  11. ^ Great Southern Railway Consortium completes acquisition of Australian National Railways Passenger Business Serco Group plc 31 October 1997
  12. ^ Vincent, Peter (27 September 2006). "Railroaded Into Fun". The Age. Retrieved 25 January 2008. 
  13. ^ Staff, AG (22 September 2010). "Indian Pacific celebrates 40 years". Australian Geographic. Retrieved 22 October 2010. 
  14. ^ "Carriage Review" Railway Digest November 1986 page 351
  15. ^ "Compare Service Levels". Great Southern Railway. Archived from the original on 28 March 2008. Retrieved 18 April 2008. 
  16. ^ "Taking your car". Great Southern Railway. Archived from the original on 11 April 2008. Retrieved 18 April 2008. 
  17. ^ "Special Agents". Sydney Morning Herald. 10 February 1970. 
  18. ^ Evans, John (2004), "Australia's Longest Passenger Train", Table Talk (Australian Association of Timetable Collectors) (141): 3 
  19. ^ "The Indian Pacific's Commemorative Rail Journey" Railway Digest July 1995
  20. ^ Platt, Craig (21 December 2007). "Getting Into the Christmas Spirit(s)". The Sydney Morning Herald. Retrieved 25 January 2008. 
  21. ^ Simmonds, Diana (19 April 2007). "On the Right Track". The Australian. Retrieved 25 January 2008. 
  22. ^ Nader, Carol (17 December 2005). "Splendid Isolation". The Age. Retrieved 25 January 2008. 
  23. ^ "Indian Pacific Outback Christmas". Archived from the original on 3 January 2008. Retrieved 25 January 2008. 
  24. ^ Air Doctor, Issue 325, February 2006. Page 10. Great Southern Railway Spreading The Joy Of Christmas. Retrieved 2 March 2009
  25. ^ a b "Chronology of Australian Train Crashes". The Daily Telegraph. 6 June 2007. Retrieved 25 January 2008. 

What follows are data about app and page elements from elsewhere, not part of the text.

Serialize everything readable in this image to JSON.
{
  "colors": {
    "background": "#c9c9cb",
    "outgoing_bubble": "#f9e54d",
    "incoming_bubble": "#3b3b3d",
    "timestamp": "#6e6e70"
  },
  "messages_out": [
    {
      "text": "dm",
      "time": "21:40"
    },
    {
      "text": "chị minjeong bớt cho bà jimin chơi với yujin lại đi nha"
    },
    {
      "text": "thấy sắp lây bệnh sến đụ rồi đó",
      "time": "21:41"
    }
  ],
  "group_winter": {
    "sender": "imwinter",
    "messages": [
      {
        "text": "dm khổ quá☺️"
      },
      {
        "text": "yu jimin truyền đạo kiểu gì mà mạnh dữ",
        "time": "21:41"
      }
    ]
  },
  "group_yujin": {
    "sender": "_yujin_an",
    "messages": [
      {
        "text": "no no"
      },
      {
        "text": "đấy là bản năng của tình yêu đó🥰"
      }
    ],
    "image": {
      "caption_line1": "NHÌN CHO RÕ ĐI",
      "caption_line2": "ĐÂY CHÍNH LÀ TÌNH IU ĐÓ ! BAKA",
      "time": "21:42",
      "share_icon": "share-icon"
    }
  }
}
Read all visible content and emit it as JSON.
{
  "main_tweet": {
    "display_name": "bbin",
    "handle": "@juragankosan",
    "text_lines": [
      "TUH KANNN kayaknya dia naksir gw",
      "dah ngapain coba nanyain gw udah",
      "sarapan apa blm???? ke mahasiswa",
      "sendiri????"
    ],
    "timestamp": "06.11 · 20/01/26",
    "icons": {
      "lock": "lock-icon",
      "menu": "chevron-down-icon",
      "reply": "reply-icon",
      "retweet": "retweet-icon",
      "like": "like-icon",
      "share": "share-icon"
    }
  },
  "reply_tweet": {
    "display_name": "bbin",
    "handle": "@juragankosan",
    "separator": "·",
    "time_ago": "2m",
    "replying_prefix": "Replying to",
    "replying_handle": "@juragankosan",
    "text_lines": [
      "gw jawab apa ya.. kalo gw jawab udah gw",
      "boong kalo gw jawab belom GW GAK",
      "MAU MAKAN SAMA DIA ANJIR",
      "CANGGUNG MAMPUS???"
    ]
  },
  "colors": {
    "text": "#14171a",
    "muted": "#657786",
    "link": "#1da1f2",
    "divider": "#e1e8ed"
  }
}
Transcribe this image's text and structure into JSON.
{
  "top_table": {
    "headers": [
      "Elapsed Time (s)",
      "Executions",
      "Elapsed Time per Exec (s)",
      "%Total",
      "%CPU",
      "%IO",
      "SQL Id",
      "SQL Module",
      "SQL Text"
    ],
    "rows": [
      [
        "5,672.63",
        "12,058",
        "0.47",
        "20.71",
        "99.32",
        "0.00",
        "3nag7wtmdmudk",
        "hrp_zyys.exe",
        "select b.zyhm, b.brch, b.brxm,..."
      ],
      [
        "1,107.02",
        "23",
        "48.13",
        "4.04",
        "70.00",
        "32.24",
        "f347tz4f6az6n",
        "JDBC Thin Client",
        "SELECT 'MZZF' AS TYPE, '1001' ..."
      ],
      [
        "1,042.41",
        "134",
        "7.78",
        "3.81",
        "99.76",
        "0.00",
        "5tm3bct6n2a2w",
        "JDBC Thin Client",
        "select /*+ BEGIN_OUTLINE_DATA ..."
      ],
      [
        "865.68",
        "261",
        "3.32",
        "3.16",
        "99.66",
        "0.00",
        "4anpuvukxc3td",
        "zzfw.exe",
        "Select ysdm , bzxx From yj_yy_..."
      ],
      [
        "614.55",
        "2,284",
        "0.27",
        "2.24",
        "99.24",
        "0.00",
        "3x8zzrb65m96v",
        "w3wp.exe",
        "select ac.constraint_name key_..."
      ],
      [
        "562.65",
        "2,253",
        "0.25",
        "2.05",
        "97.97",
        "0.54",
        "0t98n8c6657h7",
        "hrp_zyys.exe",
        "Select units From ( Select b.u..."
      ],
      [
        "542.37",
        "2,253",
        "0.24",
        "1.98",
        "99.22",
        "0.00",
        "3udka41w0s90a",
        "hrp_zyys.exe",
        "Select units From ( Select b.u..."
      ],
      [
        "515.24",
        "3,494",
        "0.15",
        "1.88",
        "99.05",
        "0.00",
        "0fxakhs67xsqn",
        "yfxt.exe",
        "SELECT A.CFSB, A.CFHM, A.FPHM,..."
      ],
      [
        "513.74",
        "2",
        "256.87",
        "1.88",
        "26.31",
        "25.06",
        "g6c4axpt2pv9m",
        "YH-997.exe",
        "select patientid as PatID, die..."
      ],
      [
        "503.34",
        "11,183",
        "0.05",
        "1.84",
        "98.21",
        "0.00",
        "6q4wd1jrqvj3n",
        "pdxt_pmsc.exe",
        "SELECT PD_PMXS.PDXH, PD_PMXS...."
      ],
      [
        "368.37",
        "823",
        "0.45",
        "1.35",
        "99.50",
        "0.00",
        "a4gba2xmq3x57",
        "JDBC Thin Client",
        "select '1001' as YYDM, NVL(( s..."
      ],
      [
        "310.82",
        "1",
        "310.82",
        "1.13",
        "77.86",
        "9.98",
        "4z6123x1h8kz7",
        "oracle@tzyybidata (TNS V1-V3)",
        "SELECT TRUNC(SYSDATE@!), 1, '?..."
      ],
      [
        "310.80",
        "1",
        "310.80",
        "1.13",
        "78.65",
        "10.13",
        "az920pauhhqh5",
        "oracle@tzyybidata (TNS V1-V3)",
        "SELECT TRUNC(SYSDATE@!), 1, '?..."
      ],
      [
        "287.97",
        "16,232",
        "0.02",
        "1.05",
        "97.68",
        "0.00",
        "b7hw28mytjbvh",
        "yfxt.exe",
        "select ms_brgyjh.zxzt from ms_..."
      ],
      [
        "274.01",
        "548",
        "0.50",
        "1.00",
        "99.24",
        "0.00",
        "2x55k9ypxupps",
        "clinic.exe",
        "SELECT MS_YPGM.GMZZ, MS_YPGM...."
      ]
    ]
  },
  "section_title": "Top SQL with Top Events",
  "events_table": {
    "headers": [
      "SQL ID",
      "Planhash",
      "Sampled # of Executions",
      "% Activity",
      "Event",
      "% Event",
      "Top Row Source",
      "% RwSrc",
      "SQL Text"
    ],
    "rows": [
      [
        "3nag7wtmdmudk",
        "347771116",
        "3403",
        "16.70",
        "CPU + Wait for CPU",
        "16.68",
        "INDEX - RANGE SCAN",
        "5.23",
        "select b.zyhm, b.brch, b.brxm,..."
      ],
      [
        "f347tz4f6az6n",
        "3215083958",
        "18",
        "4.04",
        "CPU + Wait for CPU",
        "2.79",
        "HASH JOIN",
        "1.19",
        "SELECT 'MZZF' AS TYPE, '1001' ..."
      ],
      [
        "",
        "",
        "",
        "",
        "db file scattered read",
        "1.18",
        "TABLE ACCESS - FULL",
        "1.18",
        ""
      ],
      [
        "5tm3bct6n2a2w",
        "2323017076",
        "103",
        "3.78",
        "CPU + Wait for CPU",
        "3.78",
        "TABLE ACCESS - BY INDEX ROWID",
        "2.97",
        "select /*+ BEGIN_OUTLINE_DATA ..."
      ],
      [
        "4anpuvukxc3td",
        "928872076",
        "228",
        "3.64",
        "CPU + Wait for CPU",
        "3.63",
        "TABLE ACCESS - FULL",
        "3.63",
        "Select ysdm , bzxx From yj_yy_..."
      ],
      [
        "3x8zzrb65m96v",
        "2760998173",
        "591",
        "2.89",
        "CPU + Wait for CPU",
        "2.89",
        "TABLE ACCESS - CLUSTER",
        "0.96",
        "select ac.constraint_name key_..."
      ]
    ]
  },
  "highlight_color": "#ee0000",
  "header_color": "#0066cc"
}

Bibliography[edit]

  • Adam-Smith, Patsy; Rodda, Lindsay (1971). Across Australia by Indian-Pacific. Melbourne: Thomas Nelson (Australia). ISBN 0170019535. 
  • Attenborough, Peter (2009). Indian Pacific. Matraville, NSW: Eveleigh Press. ISBN 9781876568511. 
  • Dennis, Anthony; Bird, Ross (1991). Ribbons of Steel: Riding the Indian-Pacific. North Sydney: Allen & Unwin. ISBN 1863730583. 
  • Downes, Jim; Daum, Berthold (1997). The Indian-Pacific: from coast to coast. Cromer, Vic: Lichtbild. ISBN 0646312634. 
  • Smith, Keith A. (2004). Tales from a Railway Odyssey: Nullarbor Interlude: a recollection of a railway journey across Australia with Lord Louis Mountbatten. Encounter Bay, SA: Robin Rise Books. ISBN 1864770406. 

External links[edit]